══ Data in this exercise ══

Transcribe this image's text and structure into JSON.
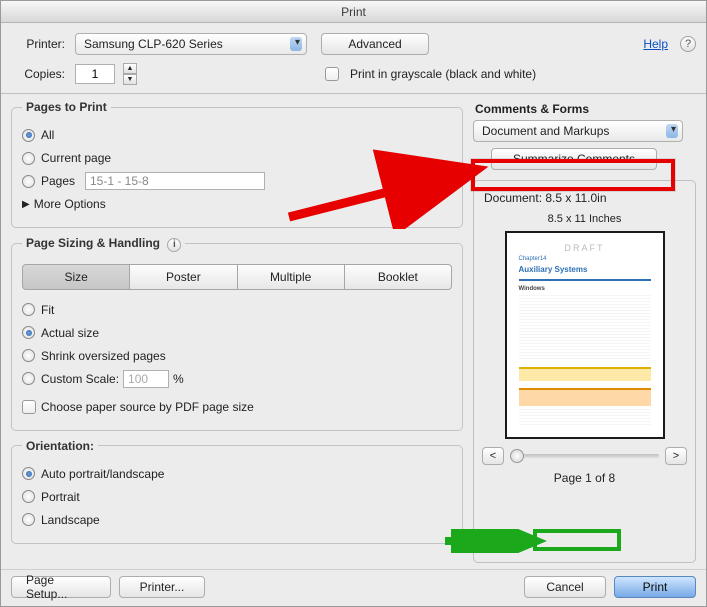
{
  "window": {
    "title": "Print"
  },
  "help": {
    "label": "Help"
  },
  "printer": {
    "label": "Printer:",
    "selected": "Samsung CLP-620 Series",
    "advanced": "Advanced"
  },
  "copies": {
    "label": "Copies:",
    "value": "1",
    "grayscale_label": "Print in grayscale (black and white)"
  },
  "pages": {
    "legend": "Pages to Print",
    "all": "All",
    "current": "Current page",
    "pages": "Pages",
    "range_placeholder": "15-1 - 15-8",
    "more": "More Options"
  },
  "sizing": {
    "legend": "Page Sizing & Handling",
    "tabs": {
      "size": "Size",
      "poster": "Poster",
      "multiple": "Multiple",
      "booklet": "Booklet"
    },
    "fit": "Fit",
    "actual": "Actual size",
    "shrink": "Shrink oversized pages",
    "custom": "Custom Scale:",
    "custom_value": "100",
    "custom_unit": "%",
    "choose_source": "Choose paper source by PDF page size"
  },
  "orientation": {
    "legend": "Orientation:",
    "auto": "Auto portrait/landscape",
    "portrait": "Portrait",
    "landscape": "Landscape"
  },
  "comments": {
    "legend": "Comments & Forms",
    "selected": "Document and Markups",
    "summarize": "Summarize Comments"
  },
  "preview": {
    "doc_dim": "Document: 8.5 x 11.0in",
    "page_dim": "8.5 x 11 Inches",
    "draft": "DRAFT",
    "chapter": "Chapter14",
    "doc_title": "Auxiliary Systems",
    "section": "Windows",
    "warning": "WARNING",
    "caution": "CAUTION",
    "prev": "<",
    "next": ">",
    "page_label": "Page 1 of 8"
  },
  "footer": {
    "page_setup": "Page Setup...",
    "printer_btn": "Printer...",
    "cancel": "Cancel",
    "print": "Print"
  }
}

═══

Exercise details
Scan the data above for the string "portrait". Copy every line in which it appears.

Response to this exercise
    "auto": "Auto portrait/landscape",
    "portrait": "Portrait",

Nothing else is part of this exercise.